[Data about app and page elements]
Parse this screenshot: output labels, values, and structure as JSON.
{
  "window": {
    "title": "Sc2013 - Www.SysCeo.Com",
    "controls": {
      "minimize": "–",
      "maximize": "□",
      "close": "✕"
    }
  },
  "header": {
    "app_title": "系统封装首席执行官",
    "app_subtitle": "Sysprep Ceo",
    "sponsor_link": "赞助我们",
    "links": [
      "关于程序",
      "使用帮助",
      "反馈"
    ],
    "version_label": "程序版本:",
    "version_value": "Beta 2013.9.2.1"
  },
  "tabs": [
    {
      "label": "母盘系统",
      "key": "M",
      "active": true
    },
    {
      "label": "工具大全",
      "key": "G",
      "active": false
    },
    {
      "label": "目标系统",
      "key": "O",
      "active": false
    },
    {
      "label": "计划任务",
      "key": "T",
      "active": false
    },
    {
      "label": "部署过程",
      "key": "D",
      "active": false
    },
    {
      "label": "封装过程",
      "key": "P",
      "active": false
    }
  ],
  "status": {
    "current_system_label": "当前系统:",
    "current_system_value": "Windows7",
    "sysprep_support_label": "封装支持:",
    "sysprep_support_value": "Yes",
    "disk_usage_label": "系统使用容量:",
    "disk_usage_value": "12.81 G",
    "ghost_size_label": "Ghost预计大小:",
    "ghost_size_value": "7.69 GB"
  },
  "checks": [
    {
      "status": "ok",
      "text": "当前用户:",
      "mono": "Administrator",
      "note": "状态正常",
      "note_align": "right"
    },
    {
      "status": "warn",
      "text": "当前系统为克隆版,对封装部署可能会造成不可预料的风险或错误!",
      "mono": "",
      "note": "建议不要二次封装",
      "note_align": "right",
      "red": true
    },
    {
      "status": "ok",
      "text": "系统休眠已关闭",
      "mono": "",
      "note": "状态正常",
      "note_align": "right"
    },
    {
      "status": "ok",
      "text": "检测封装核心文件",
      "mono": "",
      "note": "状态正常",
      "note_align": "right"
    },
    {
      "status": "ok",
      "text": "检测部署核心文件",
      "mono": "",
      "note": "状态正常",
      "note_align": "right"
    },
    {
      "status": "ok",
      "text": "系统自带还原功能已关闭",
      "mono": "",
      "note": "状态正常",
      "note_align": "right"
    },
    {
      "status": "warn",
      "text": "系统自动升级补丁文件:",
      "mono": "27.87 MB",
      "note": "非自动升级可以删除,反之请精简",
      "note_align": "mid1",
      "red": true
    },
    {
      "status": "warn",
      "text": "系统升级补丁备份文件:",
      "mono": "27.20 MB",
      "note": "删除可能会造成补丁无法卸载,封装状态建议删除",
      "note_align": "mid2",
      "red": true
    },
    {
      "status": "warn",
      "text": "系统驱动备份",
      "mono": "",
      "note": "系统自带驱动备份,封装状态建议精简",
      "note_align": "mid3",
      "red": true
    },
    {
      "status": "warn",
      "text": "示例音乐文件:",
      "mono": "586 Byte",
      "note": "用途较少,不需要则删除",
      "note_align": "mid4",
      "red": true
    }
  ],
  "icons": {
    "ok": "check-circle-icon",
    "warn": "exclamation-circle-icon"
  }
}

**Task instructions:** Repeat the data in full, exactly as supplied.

**Answer to the problem:**
Parse this screenshot: output labels, values, and structure as JSON.
{
  "window": {
    "title": "Sc2013 - Www.SysCeo.Com",
    "controls": {
      "minimize": "–",
      "maximize": "□",
      "close": "✕"
    }
  },
  "header": {
    "app_title": "系统封装首席执行官",
    "app_subtitle": "Sysprep Ceo",
    "sponsor_link": "赞助我们",
    "links": [
      "关于程序",
      "使用帮助",
      "反馈"
    ],
    "version_label": "程序版本:",
    "version_value": "Beta 2013.9.2.1"
  },
  "tabs": [
    {
      "label": "母盘系统",
      "key": "M",
      "active": true
    },
    {
      "label": "工具大全",
      "key": "G",
      "active": false
    },
    {
      "label": "目标系统",
      "key": "O",
      "active": false
    },
    {
      "label": "计划任务",
      "key": "T",
      "active": false
    },
    {
      "label": "部署过程",
      "key": "D",
      "active": false
    },
    {
      "label": "封装过程",
      "key": "P",
      "active": false
    }
  ],
  "status": {
    "current_system_label": "当前系统:",
    "current_system_value": "Windows7",
    "sysprep_support_label": "封装支持:",
    "sysprep_support_value": "Yes",
    "disk_usage_label": "系统使用容量:",
    "disk_usage_value": "12.81 G",
    "ghost_size_label": "Ghost预计大小:",
    "ghost_size_value": "7.69 GB"
  },
  "checks": [
    {
      "status": "ok",
      "text": "当前用户:",
      "mono": "Administrator",
      "note": "状态正常",
      "note_align": "right"
    },
    {
      "status": "warn",
      "text": "当前系统为克隆版,对封装部署可能会造成不可预料的风险或错误!",
      "mono": "",
      "note": "建议不要二次封装",
      "note_align": "right",
      "red": true
    },
    {
      "status": "ok",
      "text": "系统休眠已关闭",
      "mono": "",
      "note": "状态正常",
      "note_align": "right"
    },
    {
      "status": "ok",
      "text": "检测封装核心文件",
      "mono": "",
      "note": "状态正常",
      "note_align": "right"
    },
    {
      "status": "ok",
      "text": "检测部署核心文件",
      "mono": "",
      "note": "状态正常",
      "note_align": "right"
    },
    {
      "status": "ok",
      "text": "系统自带还原功能已关闭",
      "mono": "",
      "note": "状态正常",
      "note_align": "right"
    },
    {
      "status": "warn",
      "text": "系统自动升级补丁文件:",
      "mono": "27.87 MB",
      "note": "非自动升级可以删除,反之请精简",
      "note_align": "mid1",
      "red": true
    },
    {
      "status": "warn",
      "text": "系统升级补丁备份文件:",
      "mono": "27.20 MB",
      "note": "删除可能会造成补丁无法卸载,封装状态建议删除",
      "note_align": "mid2",
      "red": true
    },
    {
      "status": "warn",
      "text": "系统驱动备份",
      "mono": "",
      "note": "系统自带驱动备份,封装状态建议精简",
      "note_align": "mid3",
      "red": true
    },
    {
      "status": "warn",
      "text": "示例音乐文件:",
      "mono": "586 Byte",
      "note": "用途较少,不需要则删除",
      "note_align": "mid4",
      "red": true
    }
  ],
  "icons": {
    "ok": "check-circle-icon",
    "warn": "exclamation-circle-icon"
  }
}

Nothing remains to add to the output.